Data extracted from a collection

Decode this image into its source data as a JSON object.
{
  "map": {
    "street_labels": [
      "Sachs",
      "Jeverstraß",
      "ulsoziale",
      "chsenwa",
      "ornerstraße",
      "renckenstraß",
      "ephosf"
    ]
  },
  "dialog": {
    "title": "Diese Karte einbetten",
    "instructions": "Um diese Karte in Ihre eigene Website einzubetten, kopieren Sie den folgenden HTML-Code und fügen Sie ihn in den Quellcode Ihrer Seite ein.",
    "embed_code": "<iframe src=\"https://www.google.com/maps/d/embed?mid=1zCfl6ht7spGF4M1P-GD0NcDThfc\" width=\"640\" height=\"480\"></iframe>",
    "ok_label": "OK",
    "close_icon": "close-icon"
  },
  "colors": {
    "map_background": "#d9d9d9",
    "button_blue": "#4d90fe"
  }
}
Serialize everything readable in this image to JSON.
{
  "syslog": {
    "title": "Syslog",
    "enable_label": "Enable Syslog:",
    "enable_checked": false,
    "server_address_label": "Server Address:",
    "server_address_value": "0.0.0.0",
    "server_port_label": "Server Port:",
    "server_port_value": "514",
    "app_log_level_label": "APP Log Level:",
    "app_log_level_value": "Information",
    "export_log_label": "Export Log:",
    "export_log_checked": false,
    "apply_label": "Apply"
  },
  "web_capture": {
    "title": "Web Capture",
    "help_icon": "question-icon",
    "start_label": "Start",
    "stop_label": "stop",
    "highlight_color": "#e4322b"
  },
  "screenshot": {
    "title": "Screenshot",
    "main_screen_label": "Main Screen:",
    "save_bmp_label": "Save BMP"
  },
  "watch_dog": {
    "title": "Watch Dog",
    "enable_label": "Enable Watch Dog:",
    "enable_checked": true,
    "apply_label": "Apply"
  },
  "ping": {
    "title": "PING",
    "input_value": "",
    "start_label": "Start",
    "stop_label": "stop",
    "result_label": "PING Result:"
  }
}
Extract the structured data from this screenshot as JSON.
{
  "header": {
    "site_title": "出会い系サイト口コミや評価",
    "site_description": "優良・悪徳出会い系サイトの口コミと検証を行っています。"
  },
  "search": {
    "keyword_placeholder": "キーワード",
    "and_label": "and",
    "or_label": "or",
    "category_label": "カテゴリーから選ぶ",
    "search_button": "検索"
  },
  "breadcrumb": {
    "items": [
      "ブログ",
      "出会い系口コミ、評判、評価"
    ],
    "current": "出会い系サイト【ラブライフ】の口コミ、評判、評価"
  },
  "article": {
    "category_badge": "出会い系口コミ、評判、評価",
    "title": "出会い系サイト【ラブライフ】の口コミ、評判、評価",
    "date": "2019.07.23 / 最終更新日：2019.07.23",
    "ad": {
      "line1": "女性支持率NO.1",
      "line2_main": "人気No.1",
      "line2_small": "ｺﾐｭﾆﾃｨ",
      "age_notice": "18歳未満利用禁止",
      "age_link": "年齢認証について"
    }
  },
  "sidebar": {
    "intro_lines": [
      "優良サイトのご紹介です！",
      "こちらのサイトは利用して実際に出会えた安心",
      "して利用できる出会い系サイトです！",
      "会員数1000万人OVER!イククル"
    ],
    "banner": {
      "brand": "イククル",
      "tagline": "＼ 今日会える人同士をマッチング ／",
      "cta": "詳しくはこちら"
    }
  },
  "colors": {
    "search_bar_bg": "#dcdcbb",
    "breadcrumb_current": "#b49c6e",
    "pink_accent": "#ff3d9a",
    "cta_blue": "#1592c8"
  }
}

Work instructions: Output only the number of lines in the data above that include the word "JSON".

Task output: 3